Component data from apps and pages
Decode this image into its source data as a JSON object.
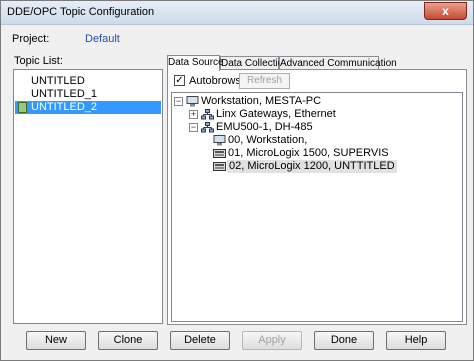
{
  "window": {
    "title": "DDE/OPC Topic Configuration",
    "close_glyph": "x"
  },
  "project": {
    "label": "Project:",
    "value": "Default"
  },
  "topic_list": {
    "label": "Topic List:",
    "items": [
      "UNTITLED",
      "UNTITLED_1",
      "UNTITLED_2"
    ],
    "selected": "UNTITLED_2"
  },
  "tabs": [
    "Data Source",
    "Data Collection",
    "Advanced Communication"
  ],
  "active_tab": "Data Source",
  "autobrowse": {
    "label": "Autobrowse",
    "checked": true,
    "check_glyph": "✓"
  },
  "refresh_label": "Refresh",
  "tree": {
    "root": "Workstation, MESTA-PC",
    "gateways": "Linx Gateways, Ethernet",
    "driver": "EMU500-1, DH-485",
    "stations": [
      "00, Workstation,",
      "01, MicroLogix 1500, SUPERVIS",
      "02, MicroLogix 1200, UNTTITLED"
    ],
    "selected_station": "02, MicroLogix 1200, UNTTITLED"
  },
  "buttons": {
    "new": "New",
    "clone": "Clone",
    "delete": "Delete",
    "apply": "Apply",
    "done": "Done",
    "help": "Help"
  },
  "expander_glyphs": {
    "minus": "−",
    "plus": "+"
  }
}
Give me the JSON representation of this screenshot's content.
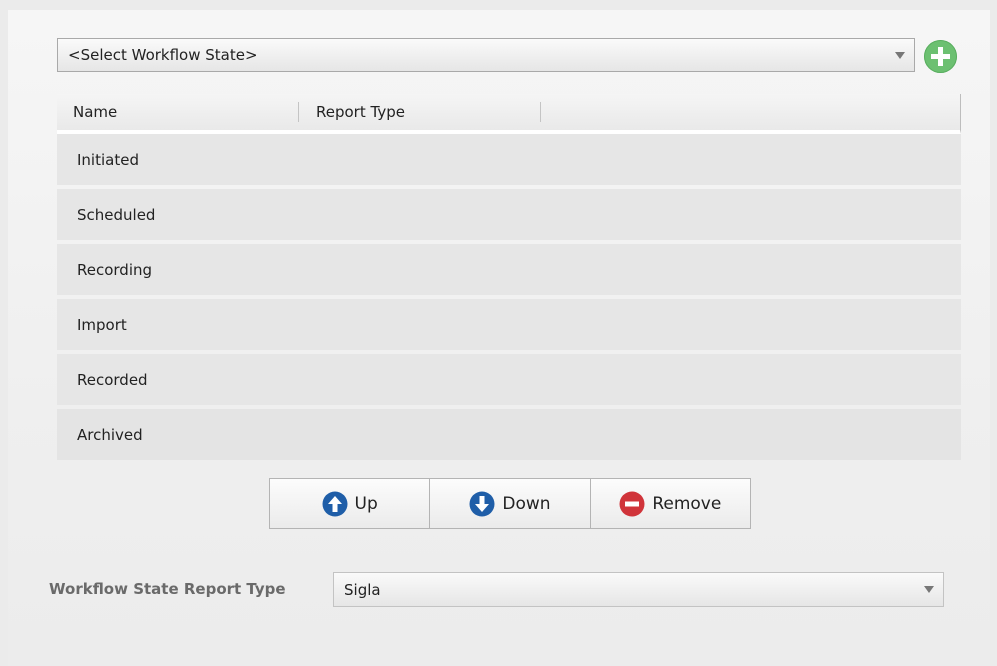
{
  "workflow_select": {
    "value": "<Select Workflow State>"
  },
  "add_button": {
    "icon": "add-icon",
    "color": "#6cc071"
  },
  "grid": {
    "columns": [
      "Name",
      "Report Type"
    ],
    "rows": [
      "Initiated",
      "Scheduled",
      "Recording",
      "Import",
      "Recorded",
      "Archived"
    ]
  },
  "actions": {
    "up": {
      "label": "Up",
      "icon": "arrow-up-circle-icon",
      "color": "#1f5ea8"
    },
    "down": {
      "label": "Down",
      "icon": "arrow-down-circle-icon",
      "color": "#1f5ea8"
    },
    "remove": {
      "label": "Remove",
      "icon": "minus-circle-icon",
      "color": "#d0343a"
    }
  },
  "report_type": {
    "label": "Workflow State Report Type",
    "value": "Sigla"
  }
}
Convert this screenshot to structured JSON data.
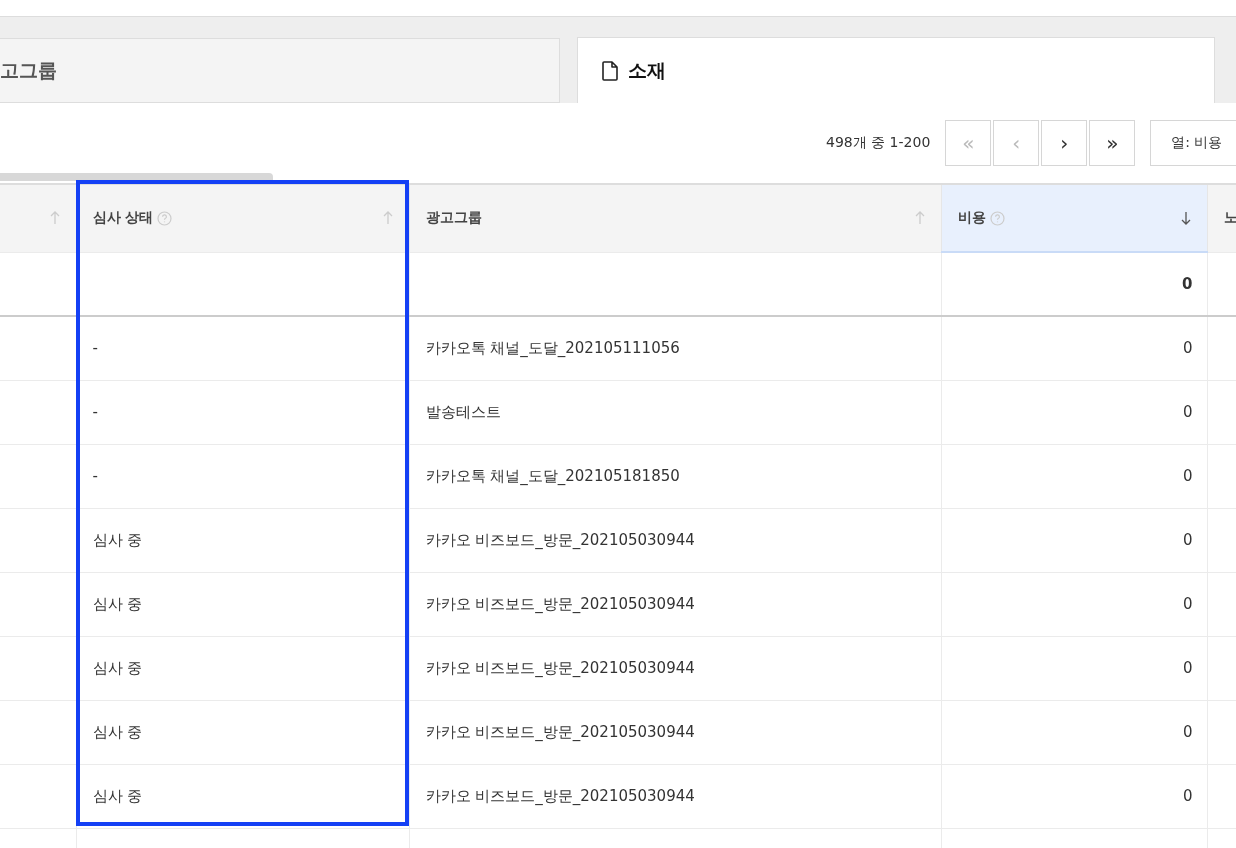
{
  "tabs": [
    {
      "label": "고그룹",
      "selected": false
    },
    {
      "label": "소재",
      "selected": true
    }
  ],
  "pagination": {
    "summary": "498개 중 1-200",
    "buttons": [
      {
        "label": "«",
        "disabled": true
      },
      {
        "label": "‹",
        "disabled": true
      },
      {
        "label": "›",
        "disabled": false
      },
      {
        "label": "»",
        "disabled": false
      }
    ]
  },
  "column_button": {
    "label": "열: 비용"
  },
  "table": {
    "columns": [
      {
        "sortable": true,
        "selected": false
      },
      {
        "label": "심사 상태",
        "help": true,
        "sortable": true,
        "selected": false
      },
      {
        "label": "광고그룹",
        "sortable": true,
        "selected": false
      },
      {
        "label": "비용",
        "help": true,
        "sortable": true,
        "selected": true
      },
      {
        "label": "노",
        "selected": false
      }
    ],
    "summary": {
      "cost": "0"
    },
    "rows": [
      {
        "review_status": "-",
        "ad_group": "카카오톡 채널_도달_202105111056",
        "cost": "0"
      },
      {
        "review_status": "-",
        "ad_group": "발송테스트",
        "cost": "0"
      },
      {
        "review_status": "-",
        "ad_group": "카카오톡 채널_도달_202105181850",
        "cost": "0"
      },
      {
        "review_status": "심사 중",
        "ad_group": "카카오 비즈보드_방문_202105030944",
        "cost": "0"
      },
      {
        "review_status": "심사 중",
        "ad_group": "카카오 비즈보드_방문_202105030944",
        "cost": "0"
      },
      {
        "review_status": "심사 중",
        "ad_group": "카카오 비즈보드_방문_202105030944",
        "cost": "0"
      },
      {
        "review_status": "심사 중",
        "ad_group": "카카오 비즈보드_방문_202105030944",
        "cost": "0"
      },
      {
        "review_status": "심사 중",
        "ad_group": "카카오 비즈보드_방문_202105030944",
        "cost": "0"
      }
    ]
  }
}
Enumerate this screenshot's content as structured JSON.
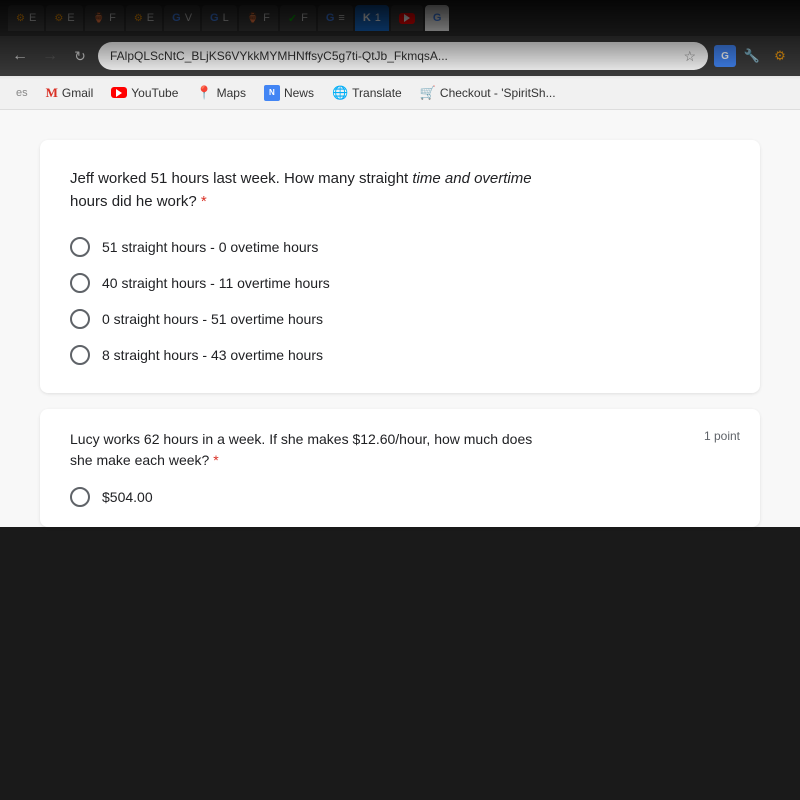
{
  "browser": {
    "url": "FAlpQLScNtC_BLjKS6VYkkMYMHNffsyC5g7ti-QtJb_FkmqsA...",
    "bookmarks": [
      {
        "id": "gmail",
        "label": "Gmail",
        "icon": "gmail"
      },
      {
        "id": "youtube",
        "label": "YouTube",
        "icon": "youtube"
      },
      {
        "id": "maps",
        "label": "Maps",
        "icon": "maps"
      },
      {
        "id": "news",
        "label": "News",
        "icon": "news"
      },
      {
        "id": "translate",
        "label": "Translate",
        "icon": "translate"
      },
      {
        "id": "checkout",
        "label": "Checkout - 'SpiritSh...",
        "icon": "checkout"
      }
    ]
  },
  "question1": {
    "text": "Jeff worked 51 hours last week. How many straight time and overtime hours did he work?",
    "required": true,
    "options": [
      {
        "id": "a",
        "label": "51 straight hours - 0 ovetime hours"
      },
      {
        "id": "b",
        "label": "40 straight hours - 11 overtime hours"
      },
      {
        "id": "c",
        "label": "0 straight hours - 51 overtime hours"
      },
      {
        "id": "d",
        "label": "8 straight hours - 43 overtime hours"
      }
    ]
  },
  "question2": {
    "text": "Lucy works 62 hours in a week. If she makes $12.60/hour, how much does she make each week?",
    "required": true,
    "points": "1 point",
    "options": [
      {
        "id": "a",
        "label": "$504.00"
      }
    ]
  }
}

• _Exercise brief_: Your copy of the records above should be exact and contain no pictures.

• _The completed task_:
Decode this image into its source data as a JSON object.
{
  "window": {
    "title": "DDE/OPC Topic Configuration",
    "close_glyph": "x"
  },
  "project": {
    "label": "Project:",
    "value": "Default"
  },
  "topic_list": {
    "label": "Topic List:",
    "items": [
      "UNTITLED",
      "UNTITLED_1",
      "UNTITLED_2"
    ],
    "selected": "UNTITLED_2"
  },
  "tabs": [
    "Data Source",
    "Data Collection",
    "Advanced Communication"
  ],
  "active_tab": "Data Source",
  "autobrowse": {
    "label": "Autobrowse",
    "checked": true,
    "check_glyph": "✓"
  },
  "refresh_label": "Refresh",
  "tree": {
    "root": "Workstation, MESTA-PC",
    "gateways": "Linx Gateways, Ethernet",
    "driver": "EMU500-1, DH-485",
    "stations": [
      "00, Workstation,",
      "01, MicroLogix 1500, SUPERVIS",
      "02, MicroLogix 1200, UNTTITLED"
    ],
    "selected_station": "02, MicroLogix 1200, UNTTITLED"
  },
  "buttons": {
    "new": "New",
    "clone": "Clone",
    "delete": "Delete",
    "apply": "Apply",
    "done": "Done",
    "help": "Help"
  },
  "expander_glyphs": {
    "minus": "−",
    "plus": "+"
  }
}
Give me the JSON representation of this screenshot's content.
{
  "workflow_select": {
    "value": "<Select Workflow State>"
  },
  "add_button": {
    "icon": "add-icon",
    "color": "#6cc071"
  },
  "grid": {
    "columns": [
      "Name",
      "Report Type"
    ],
    "rows": [
      "Initiated",
      "Scheduled",
      "Recording",
      "Import",
      "Recorded",
      "Archived"
    ]
  },
  "actions": {
    "up": {
      "label": "Up",
      "icon": "arrow-up-circle-icon",
      "color": "#1f5ea8"
    },
    "down": {
      "label": "Down",
      "icon": "arrow-down-circle-icon",
      "color": "#1f5ea8"
    },
    "remove": {
      "label": "Remove",
      "icon": "minus-circle-icon",
      "color": "#d0343a"
    }
  },
  "report_type": {
    "label": "Workflow State Report Type",
    "value": "Sigla"
  }
}
Convert this screenshot to structured JSON data.
{
  "tabs": [
    {
      "label": "고그룹",
      "selected": false
    },
    {
      "label": "소재",
      "selected": true
    }
  ],
  "pagination": {
    "summary": "498개 중 1-200",
    "buttons": [
      {
        "label": "«",
        "disabled": true
      },
      {
        "label": "‹",
        "disabled": true
      },
      {
        "label": "›",
        "disabled": false
      },
      {
        "label": "»",
        "disabled": false
      }
    ]
  },
  "column_button": {
    "label": "열: 비용"
  },
  "table": {
    "columns": [
      {
        "sortable": true,
        "selected": false
      },
      {
        "label": "심사 상태",
        "help": true,
        "sortable": true,
        "selected": false
      },
      {
        "label": "광고그룹",
        "sortable": true,
        "selected": false
      },
      {
        "label": "비용",
        "help": true,
        "sortable": true,
        "selected": true
      },
      {
        "label": "노",
        "selected": false
      }
    ],
    "summary": {
      "cost": "0"
    },
    "rows": [
      {
        "review_status": "-",
        "ad_group": "카카오톡 채널_도달_202105111056",
        "cost": "0"
      },
      {
        "review_status": "-",
        "ad_group": "발송테스트",
        "cost": "0"
      },
      {
        "review_status": "-",
        "ad_group": "카카오톡 채널_도달_202105181850",
        "cost": "0"
      },
      {
        "review_status": "심사 중",
        "ad_group": "카카오 비즈보드_방문_202105030944",
        "cost": "0"
      },
      {
        "review_status": "심사 중",
        "ad_group": "카카오 비즈보드_방문_202105030944",
        "cost": "0"
      },
      {
        "review_status": "심사 중",
        "ad_group": "카카오 비즈보드_방문_202105030944",
        "cost": "0"
      },
      {
        "review_status": "심사 중",
        "ad_group": "카카오 비즈보드_방문_202105030944",
        "cost": "0"
      },
      {
        "review_status": "심사 중",
        "ad_group": "카카오 비즈보드_방문_202105030944",
        "cost": "0"
      }
    ]
  }
}
Enumerate this screenshot's content as structured JSON.
{
  "browser": {
    "url": "FAlpQLScNtC_BLjKS6VYkkMYMHNffsyC5g7ti-QtJb_FkmqsA...",
    "bookmarks": [
      {
        "id": "gmail",
        "label": "Gmail",
        "icon": "gmail"
      },
      {
        "id": "youtube",
        "label": "YouTube",
        "icon": "youtube"
      },
      {
        "id": "maps",
        "label": "Maps",
        "icon": "maps"
      },
      {
        "id": "news",
        "label": "News",
        "icon": "news"
      },
      {
        "id": "translate",
        "label": "Translate",
        "icon": "translate"
      },
      {
        "id": "checkout",
        "label": "Checkout - 'SpiritSh...",
        "icon": "checkout"
      }
    ]
  },
  "question1": {
    "text": "Jeff worked 51 hours last week. How many straight time and overtime hours did he work?",
    "required": true,
    "options": [
      {
        "id": "a",
        "label": "51 straight hours - 0 ovetime hours"
      },
      {
        "id": "b",
        "label": "40 straight hours - 11 overtime hours"
      },
      {
        "id": "c",
        "label": "0 straight hours - 51 overtime hours"
      },
      {
        "id": "d",
        "label": "8 straight hours - 43 overtime hours"
      }
    ]
  },
  "question2": {
    "text": "Lucy works 62 hours in a week. If she makes $12.60/hour, how much does she make each week?",
    "required": true,
    "points": "1 point",
    "options": [
      {
        "id": "a",
        "label": "$504.00"
      }
    ]
  }
}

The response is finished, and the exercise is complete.